Petrol prices rise again: Second consecutive monthly increase recorded, says RAC
The average price of petrol across the UK has recorded a second consecutive monthly rise, hitting 145p per litre, according to data from RAC Fuel Watch.
Meanwhile, diesel prices remained stable at 146p, ending an eight-month trend of falling costs.
The data reveals that petrol prices have risen by nearly 2p since the beginning of June, with a one-penny increase since the start of July.
In contrast, diesel prices stayed the same, breaking the continuous decline that lasted for eight months.
The sudden rise in petrol prices coincides with a $10 increase in the price of oil per barrel in July, reaching $85.56 by the end of the month.

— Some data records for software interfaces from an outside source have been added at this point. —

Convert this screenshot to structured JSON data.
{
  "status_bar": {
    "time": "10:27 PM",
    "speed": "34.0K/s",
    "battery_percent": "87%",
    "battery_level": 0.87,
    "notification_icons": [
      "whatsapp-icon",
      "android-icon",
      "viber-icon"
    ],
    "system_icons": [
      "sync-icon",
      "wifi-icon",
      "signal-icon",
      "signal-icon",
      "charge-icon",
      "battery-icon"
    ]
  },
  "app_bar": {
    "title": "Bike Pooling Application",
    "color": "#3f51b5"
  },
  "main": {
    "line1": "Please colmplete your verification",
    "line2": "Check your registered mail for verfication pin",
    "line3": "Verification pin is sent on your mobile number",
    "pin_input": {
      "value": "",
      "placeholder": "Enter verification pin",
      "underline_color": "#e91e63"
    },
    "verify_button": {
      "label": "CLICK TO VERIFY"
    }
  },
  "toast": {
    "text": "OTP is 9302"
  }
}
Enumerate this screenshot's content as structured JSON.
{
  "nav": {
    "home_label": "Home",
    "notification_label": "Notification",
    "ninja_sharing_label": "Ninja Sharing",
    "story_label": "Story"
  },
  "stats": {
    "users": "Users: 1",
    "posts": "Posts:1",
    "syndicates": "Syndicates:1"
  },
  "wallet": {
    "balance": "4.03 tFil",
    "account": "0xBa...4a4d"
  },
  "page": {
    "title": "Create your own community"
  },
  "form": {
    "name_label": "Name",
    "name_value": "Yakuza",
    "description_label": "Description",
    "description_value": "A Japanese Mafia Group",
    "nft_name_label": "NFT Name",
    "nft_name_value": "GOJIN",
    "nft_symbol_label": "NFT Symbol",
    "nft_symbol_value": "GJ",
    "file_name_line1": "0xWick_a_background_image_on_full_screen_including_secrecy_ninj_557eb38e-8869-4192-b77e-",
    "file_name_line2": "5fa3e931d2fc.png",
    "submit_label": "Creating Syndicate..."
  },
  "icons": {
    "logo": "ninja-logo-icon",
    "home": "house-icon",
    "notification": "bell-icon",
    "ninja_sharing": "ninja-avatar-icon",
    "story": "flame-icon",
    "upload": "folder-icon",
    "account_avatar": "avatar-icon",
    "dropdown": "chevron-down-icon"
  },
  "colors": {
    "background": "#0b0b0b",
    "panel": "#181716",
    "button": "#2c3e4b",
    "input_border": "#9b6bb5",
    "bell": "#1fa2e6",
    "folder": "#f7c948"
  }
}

This significant jump, not seen since mid-April, caused the wholesale price of both unleaded petrol and diesel to increase by 7p and 9.5p respectively.
The analysis by RAC indicates that this price movement has led to a squeeze on the previously inflated retailer margins.
There is now speculation over how quickly and to what extent pump prices may rise, and whether supermarkets, dominating the UK fuel retailing, will operate with smaller margins or aim to make more per litre.
RAC fuel spokesman Simon Williams commented on the situation, expressing concern over the rise in oil prices and the impact on wholesale costs.
He warned that although there is no immediate sign of an upward price spiral like last year, the “better times at the pump are over for the time being.”
Furthermore, Williams drew attention to the discrepancy in fuel prices between Northern Ireland and the rest of the UK.
Despite a 1p increase in petrol and 3p in diesel, the fuels remain considerably cheaper in Northern Ireland.
He lamented that drivers on the UK mainland are “still losing out” and expressed hope that price alignment would result from lower forecourt prices in the rest of the country.
The RAC’s analysis paints a worrying picture for UK motorists, especially with the ongoing cost-of-living crisis.
The report signals an end to the period of relief from climbing fuel prices and raises questions about the future trajectory of costs at the pump.
With the Competition and Markets Authority’s fuel market investigation findings yet to have an immediate impact, consumers and industry experts alike will be closely watching the market for signs of further increases.
He said: “While we’re fortunately not in the kind of upward price spiral we experienced last year, it feels like the better times at the pump are over for the time being. If oil producers continue to curb production then bigger forecourt price rises could be on the cards.” Spotted something? Got a story? Send a Facebook Message | A direct message on Twitter | Email: News@Deeside.com